++++ Material supplied ++++

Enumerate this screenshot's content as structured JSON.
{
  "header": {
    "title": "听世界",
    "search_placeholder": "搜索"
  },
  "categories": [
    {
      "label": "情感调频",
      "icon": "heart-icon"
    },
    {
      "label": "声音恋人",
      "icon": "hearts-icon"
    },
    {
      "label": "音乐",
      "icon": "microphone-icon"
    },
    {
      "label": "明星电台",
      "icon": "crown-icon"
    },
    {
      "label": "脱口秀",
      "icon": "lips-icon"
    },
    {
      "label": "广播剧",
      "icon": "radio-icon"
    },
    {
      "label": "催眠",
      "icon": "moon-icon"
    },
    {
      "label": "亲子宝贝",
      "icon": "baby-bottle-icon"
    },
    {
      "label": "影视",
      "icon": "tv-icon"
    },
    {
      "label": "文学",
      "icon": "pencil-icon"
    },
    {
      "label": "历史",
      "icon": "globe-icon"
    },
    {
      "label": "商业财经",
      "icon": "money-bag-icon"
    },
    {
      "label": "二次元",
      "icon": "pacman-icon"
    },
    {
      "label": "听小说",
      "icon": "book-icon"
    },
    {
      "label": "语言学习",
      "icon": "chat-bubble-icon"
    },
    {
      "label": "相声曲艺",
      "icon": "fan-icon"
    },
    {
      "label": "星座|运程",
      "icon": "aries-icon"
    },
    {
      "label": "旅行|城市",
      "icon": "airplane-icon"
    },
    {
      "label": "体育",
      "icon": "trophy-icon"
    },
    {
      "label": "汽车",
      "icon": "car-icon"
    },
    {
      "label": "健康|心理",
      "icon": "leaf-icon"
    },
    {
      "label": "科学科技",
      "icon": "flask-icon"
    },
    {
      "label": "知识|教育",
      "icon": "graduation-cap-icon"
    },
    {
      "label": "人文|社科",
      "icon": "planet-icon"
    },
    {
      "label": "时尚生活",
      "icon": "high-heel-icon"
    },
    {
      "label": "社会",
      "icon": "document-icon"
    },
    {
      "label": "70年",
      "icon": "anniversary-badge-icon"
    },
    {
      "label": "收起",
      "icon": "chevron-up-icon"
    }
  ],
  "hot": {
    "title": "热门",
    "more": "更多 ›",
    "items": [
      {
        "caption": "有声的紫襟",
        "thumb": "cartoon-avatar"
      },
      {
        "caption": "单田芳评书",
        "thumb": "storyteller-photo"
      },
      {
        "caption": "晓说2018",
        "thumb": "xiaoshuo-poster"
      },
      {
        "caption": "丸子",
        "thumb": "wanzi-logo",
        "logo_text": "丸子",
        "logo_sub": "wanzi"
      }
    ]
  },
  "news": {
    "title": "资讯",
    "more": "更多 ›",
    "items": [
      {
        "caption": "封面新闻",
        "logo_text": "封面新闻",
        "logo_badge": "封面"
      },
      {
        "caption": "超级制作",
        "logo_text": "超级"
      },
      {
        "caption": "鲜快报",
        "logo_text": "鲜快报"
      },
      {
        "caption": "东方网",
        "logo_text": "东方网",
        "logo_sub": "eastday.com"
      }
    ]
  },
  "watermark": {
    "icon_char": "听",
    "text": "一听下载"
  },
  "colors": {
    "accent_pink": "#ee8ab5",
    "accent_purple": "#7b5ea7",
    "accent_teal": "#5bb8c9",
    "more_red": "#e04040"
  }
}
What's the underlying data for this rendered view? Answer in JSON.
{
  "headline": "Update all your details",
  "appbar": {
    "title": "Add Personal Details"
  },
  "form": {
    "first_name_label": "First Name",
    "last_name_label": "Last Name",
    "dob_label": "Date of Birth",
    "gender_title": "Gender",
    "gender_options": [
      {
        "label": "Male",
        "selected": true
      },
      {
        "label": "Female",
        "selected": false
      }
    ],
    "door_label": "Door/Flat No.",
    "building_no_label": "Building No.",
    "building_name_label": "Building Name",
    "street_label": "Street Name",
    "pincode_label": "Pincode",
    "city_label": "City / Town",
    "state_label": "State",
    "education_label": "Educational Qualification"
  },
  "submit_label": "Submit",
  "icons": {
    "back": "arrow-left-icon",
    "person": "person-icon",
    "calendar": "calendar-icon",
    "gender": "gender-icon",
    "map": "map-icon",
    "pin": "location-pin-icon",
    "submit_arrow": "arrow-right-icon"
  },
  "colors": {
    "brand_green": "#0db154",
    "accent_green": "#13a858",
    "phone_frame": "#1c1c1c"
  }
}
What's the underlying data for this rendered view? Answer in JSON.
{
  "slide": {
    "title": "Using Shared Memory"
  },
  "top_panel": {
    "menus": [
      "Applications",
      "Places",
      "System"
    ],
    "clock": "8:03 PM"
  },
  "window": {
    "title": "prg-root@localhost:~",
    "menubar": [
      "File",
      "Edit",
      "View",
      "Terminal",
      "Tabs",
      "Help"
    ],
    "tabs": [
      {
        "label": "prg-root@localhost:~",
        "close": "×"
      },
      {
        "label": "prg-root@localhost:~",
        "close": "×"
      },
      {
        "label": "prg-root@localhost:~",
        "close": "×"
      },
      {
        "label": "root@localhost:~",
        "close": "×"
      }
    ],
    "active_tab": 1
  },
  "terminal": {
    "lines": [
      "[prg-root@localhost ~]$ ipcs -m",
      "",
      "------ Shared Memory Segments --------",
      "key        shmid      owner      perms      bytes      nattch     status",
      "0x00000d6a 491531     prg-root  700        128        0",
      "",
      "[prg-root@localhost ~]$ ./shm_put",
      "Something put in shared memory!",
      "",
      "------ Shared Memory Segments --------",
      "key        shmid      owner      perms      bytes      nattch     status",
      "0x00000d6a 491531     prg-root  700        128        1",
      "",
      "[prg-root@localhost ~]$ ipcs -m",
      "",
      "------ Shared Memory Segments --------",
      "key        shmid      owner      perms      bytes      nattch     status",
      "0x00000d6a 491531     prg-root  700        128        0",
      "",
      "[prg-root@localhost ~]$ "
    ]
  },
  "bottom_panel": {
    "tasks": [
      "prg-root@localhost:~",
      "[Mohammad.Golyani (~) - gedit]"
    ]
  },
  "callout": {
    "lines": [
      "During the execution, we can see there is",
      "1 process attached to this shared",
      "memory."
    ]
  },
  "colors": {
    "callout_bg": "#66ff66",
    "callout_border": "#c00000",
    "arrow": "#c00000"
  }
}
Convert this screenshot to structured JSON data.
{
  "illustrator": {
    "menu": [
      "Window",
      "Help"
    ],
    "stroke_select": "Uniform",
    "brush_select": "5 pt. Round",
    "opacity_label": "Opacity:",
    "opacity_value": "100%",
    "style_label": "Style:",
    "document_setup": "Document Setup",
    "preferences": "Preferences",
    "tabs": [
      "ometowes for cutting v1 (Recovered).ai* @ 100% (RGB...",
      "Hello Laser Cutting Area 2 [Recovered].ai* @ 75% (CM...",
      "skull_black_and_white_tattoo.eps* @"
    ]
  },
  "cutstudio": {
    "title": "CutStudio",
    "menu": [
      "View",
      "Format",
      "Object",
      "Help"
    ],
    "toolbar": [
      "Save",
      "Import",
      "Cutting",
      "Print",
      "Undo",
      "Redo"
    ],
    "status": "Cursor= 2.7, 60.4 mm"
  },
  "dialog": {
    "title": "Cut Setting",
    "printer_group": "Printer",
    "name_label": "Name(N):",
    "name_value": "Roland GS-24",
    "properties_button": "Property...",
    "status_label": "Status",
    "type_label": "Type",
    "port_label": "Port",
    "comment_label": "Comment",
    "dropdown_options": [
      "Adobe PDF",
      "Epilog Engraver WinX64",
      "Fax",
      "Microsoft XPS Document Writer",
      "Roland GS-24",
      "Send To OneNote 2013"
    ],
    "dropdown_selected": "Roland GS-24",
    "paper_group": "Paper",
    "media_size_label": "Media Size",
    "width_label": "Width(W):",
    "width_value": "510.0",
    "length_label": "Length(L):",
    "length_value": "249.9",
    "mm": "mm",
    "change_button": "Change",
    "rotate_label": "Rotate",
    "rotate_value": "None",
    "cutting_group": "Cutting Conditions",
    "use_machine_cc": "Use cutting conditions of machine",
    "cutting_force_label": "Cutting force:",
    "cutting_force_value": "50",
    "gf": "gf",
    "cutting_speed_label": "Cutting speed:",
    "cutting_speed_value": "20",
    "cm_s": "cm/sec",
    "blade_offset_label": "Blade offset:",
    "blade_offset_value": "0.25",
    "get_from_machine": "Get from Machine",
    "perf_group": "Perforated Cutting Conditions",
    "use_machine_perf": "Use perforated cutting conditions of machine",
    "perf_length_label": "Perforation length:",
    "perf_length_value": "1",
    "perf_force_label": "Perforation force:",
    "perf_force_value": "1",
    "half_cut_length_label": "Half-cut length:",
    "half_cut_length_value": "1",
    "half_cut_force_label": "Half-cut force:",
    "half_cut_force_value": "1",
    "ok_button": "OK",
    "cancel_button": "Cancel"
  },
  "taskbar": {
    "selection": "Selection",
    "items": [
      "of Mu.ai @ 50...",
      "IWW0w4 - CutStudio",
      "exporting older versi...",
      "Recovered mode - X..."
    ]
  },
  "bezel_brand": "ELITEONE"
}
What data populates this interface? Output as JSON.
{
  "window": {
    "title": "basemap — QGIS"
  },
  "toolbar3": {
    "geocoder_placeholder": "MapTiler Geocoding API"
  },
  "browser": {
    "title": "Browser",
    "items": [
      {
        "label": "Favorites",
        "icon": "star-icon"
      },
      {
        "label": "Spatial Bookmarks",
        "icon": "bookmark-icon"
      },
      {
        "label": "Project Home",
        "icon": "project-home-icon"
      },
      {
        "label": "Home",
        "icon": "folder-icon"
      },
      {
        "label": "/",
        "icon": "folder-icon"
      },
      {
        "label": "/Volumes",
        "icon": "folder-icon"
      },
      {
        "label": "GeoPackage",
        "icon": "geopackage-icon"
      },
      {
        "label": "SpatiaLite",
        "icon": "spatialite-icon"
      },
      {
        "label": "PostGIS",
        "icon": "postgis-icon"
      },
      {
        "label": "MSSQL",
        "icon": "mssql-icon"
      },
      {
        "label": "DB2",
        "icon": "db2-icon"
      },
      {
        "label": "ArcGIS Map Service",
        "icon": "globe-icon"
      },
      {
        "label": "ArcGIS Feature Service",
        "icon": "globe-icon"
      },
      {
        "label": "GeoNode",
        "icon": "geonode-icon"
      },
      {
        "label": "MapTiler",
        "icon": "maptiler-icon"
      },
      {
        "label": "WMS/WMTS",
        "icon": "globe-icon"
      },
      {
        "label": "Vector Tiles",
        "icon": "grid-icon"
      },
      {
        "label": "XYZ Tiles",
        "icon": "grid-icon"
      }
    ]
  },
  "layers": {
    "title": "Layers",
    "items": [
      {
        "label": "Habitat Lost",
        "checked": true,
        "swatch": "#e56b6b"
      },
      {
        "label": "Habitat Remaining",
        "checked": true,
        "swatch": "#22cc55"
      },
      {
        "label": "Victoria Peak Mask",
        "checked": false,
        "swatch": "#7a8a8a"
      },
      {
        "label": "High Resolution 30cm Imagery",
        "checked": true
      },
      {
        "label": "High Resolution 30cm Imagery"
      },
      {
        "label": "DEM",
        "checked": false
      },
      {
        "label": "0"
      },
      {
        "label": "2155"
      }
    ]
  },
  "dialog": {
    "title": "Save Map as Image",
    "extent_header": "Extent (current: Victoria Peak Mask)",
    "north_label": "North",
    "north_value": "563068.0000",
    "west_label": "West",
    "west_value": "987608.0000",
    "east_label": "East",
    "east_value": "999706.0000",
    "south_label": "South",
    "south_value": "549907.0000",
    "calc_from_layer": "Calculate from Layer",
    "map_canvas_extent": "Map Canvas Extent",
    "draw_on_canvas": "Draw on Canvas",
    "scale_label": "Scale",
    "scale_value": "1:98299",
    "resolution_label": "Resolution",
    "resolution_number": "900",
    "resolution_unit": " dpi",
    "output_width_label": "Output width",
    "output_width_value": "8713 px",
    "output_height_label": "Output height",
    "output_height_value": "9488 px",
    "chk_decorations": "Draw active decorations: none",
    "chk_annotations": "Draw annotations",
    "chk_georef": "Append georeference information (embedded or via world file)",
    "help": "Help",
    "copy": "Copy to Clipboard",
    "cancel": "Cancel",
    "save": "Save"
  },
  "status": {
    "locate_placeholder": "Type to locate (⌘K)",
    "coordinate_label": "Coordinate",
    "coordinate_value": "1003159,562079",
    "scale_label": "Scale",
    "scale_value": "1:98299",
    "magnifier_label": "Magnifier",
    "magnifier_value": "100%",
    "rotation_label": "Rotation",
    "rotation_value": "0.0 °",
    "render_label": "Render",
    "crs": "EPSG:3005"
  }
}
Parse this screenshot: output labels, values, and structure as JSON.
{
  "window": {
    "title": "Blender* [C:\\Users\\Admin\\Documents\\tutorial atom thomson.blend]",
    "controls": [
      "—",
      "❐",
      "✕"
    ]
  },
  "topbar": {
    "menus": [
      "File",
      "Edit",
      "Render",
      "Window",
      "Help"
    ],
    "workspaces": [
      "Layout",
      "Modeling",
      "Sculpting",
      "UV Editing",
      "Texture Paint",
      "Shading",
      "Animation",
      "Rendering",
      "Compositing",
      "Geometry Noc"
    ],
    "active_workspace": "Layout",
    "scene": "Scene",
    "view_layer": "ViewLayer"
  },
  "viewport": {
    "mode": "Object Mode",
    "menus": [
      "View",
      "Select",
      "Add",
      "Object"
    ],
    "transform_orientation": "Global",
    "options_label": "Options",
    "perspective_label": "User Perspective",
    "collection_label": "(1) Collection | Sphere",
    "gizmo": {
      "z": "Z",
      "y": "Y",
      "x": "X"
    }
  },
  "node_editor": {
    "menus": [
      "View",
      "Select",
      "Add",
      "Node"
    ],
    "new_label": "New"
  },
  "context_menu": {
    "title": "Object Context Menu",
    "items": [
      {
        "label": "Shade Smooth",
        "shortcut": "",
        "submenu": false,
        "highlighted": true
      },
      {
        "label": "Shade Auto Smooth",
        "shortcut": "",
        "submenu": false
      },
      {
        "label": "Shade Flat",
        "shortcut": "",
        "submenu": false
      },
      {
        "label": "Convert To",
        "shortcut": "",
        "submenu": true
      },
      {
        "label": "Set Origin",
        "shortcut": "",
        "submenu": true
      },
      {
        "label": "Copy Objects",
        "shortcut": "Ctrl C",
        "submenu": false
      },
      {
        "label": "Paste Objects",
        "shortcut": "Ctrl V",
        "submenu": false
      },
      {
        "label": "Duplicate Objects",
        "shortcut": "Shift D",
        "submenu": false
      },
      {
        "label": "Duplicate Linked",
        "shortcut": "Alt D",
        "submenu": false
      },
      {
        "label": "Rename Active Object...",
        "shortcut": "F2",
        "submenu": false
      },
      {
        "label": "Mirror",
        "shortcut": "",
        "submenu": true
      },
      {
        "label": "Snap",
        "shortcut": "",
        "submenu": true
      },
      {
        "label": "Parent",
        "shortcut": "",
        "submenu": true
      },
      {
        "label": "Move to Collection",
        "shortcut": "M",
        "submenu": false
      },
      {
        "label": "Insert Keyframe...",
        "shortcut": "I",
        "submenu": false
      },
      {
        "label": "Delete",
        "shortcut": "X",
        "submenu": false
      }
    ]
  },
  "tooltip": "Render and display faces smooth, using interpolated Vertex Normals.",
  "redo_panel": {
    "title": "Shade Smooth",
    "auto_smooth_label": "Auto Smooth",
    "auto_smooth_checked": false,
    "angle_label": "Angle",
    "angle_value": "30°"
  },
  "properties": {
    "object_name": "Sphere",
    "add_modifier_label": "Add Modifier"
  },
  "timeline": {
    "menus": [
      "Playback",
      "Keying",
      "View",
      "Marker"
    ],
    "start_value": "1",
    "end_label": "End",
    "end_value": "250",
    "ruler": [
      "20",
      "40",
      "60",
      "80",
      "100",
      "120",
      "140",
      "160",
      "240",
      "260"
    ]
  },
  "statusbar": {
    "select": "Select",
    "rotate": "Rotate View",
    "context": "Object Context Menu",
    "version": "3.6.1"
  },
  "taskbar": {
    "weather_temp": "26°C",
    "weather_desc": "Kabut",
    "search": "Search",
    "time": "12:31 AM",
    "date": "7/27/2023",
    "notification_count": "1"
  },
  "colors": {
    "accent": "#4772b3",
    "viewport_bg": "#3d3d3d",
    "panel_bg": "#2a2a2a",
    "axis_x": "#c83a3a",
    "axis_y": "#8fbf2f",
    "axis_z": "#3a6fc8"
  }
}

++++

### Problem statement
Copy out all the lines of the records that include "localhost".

### Worked solution
    "title": "prg-root@localhost:~",
        "label": "prg-root@localhost:~",
        "label": "prg-root@localhost:~",
        "label": "prg-root@localhost:~",
        "label": "root@localhost:~",
      "[prg-root@localhost ~]$ ipcs -m",
      "[prg-root@localhost ~]$ ./shm_put",
      "[prg-root@localhost ~]$ ipcs -m",
      "[prg-root@localhost ~]$ "
      "prg-root@localhost:~",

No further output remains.